Setting Up Your Computer To Record Your DJ Mixeslearning Recording Your DJ Sessions - Part 2
In the first part of this article, we discussed how to prepare the decks, records and mixer to have an optimal audio signal...
The hardware being functional (read the first part here) we can focus now on the software and ho-w to adjust its settings correctly.
Configuring the soundcard and recording software
Other types of software allow you to record all sounds that go through your computer, like Freecorder: I don't recommend them, because your risk recording unwanted sounds from your operating system (for example) and you will probably not be able to export to an uncompressed format (like .wav).You can now choose and install a software that will allow you to do high-quality recordings. Some options are: Audacity (Mac and Windows), Adobe Audition (Windows and Mac), Sony SoundForge (Mac and Windows), and even Magix Audio Cleanic (Windows). These audio editing software tools are perfectly suited to record DJ sessions. They will provide you with a good enough recording quality and retouching options if needed (to which I will come back in a future article).First of all, you have to configure your soundcard so that it doesn't modify in any way the audio signal received from the mixer. Some soundcards process the signal by default (preamplification, EQ, noise reduction...): disable all sound effects to have the most neutral signal possible (remember: your signal is already "correct" and at around -6 dB).
Once the software is installed, you have to adjust the input level to have a recording level around -6 dB, which will give us enough margin to avoid distortion.

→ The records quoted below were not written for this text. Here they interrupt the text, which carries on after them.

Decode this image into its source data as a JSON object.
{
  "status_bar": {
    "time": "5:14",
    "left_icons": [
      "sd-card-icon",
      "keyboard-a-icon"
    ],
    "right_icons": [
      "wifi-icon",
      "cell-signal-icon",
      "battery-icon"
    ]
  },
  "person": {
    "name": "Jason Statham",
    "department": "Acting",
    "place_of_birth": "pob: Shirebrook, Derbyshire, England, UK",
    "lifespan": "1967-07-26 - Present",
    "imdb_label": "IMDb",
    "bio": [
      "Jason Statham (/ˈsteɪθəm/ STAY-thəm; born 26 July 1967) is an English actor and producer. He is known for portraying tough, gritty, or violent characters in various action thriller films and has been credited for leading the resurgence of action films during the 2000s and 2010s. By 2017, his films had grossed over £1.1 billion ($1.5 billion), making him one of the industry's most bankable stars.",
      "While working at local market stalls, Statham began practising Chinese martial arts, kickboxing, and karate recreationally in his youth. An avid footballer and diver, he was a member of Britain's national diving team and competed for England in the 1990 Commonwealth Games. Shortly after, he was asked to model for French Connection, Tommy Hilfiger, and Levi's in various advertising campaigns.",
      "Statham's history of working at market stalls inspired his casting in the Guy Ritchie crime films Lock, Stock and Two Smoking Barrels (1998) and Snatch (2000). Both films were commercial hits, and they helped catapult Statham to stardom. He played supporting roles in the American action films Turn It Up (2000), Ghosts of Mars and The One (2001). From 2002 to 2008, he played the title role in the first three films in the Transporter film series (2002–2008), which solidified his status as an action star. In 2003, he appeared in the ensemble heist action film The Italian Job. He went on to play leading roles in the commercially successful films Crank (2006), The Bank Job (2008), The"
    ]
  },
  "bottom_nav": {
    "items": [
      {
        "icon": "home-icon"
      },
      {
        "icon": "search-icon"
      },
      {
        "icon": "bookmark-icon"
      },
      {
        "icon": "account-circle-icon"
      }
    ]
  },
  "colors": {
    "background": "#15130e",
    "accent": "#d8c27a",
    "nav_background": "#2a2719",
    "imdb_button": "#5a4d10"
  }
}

You won't be able to know what's the best input level for recording right away, so you will have to experiment a bit.
Test your recordings
Once everything is ready, do a recording test and visually check that the signal isn't distorting (check both the mixer and the software for distortion).
If you discover a problem (the sound being too soft or too loud or there's too much noise, for instance), verify the whole signal path by checking every single element one by one, from the source to the software: turntable -> channel on the mixer (fader all the way up, lows / mids / highs set to "2 o'clock" for example, and the gain set in such a way as to have 0 dB on this track) -> master output of the mixer (volume set to 0 dB) -> soundcard input -> recording software input.Listen to the export on the same speakers you used to mix (to compare easily with the original sound) or with a good pair of headphones to assess whether the end result is adequate (little or no noise, no distortion...) and that the volume is loud enough.If needed, correct the input sensitivity and, when everything is ready, do an export to an uncompressed file format (wav, for example).
In the next part we will address levels in more detail...
Article written by YannOO (Yann Costaz), DJ and computer music lover.